TASK REQUIREMENTS: Isolate every line in the records below with "title" in it.

EXCERPTED RECORDS below:

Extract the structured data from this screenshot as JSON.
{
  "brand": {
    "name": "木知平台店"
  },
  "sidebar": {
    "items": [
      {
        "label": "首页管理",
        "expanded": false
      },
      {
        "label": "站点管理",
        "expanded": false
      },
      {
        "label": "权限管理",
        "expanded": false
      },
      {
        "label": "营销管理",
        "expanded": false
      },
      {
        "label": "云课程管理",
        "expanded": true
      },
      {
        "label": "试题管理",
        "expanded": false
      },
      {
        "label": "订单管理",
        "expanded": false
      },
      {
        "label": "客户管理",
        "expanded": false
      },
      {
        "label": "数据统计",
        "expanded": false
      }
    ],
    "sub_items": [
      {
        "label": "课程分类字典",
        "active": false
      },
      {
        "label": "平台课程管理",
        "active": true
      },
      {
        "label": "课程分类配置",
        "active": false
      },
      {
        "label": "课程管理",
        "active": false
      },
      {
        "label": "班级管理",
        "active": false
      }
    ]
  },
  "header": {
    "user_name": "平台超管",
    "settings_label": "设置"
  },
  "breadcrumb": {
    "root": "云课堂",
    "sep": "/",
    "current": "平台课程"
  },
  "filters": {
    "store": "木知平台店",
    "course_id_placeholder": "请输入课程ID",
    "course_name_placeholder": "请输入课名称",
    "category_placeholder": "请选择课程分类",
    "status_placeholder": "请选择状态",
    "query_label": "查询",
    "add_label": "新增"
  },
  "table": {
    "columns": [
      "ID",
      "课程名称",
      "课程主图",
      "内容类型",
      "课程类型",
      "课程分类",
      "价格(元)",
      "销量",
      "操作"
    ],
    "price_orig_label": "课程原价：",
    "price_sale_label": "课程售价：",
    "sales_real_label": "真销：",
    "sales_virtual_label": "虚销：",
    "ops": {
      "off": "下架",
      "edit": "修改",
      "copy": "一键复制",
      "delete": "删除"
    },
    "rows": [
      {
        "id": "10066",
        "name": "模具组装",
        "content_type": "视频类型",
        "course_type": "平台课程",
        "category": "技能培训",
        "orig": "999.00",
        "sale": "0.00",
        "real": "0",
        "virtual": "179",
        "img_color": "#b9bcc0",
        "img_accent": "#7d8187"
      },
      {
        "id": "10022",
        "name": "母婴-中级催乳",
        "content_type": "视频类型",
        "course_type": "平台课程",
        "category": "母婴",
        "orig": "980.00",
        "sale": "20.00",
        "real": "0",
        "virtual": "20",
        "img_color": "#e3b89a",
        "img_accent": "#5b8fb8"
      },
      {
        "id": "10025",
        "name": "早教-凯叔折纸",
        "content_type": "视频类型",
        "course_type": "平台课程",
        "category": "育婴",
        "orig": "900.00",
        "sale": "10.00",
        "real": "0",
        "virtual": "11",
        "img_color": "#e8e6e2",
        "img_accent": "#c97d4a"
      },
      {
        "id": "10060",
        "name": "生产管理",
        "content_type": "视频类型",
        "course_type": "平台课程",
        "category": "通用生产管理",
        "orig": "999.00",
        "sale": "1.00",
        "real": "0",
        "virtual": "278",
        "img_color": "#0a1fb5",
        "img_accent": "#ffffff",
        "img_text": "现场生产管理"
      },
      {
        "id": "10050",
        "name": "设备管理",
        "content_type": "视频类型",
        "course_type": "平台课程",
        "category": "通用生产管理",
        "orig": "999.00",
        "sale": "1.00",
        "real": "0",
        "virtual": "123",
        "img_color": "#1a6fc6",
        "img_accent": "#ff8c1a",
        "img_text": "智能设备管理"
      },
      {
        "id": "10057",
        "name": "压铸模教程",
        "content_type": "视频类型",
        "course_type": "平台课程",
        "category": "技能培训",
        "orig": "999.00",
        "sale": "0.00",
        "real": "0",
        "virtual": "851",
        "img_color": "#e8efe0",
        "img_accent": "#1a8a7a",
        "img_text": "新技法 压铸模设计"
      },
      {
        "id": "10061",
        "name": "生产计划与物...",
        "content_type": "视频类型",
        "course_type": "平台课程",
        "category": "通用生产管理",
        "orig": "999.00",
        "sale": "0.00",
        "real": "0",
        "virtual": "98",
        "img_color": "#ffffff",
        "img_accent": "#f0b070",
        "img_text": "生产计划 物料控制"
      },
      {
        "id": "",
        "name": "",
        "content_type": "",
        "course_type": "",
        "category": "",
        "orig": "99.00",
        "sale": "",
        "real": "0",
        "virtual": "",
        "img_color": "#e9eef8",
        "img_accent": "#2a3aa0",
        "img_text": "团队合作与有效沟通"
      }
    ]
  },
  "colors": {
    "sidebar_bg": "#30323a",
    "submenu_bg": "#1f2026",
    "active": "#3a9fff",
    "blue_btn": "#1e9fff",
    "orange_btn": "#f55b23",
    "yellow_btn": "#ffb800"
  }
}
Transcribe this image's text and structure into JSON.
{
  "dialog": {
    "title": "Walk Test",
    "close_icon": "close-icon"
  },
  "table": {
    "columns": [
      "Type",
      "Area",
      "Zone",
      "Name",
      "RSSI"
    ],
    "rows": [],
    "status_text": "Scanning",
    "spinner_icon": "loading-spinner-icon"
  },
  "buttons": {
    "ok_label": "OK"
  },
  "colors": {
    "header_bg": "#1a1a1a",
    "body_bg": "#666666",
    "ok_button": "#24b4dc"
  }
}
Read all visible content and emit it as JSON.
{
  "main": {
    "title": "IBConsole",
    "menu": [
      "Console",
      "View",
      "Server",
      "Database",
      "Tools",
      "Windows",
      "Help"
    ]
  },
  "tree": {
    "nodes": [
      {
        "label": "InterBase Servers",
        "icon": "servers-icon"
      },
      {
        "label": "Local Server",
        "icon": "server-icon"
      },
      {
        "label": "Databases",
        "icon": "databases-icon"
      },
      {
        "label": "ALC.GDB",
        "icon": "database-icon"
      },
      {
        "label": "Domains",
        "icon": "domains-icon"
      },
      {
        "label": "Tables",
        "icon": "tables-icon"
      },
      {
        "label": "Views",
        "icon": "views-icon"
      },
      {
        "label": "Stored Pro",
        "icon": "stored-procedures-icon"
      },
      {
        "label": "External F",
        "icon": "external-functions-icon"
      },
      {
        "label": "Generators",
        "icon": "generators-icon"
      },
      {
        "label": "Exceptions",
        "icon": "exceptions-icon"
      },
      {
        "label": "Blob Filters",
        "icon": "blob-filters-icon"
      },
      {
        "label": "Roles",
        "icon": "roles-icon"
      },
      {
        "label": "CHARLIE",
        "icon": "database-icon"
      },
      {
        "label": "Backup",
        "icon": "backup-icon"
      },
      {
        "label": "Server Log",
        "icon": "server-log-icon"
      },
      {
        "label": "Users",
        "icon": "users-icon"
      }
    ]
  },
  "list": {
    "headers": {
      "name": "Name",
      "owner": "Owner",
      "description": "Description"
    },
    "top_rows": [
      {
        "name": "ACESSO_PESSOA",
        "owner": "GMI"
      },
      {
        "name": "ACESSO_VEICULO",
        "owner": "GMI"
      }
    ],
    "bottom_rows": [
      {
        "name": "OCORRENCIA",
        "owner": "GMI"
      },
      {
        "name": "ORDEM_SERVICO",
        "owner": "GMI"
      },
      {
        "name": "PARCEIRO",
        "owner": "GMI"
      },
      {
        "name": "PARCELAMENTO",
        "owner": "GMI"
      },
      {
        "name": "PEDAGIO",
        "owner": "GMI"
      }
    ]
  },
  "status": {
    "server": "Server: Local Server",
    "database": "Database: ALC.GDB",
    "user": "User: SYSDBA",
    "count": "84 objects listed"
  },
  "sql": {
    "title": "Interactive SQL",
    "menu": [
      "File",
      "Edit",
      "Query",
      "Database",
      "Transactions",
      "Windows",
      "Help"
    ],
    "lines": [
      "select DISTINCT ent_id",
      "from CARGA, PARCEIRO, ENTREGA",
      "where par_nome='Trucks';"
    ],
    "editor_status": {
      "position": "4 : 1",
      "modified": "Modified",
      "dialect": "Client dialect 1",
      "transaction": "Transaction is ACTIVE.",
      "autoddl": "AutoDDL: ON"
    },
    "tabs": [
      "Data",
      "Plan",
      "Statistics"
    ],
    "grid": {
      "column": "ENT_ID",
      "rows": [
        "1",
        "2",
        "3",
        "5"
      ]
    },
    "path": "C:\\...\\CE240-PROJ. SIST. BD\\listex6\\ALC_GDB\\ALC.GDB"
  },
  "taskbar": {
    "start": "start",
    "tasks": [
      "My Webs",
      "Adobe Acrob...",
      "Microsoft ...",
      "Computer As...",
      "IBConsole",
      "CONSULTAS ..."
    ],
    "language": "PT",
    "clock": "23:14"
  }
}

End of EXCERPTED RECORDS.

EXERCISE OUTPUT:
    "title": "Walk Test",
    "title": "IBConsole",
    "title": "Interactive SQL",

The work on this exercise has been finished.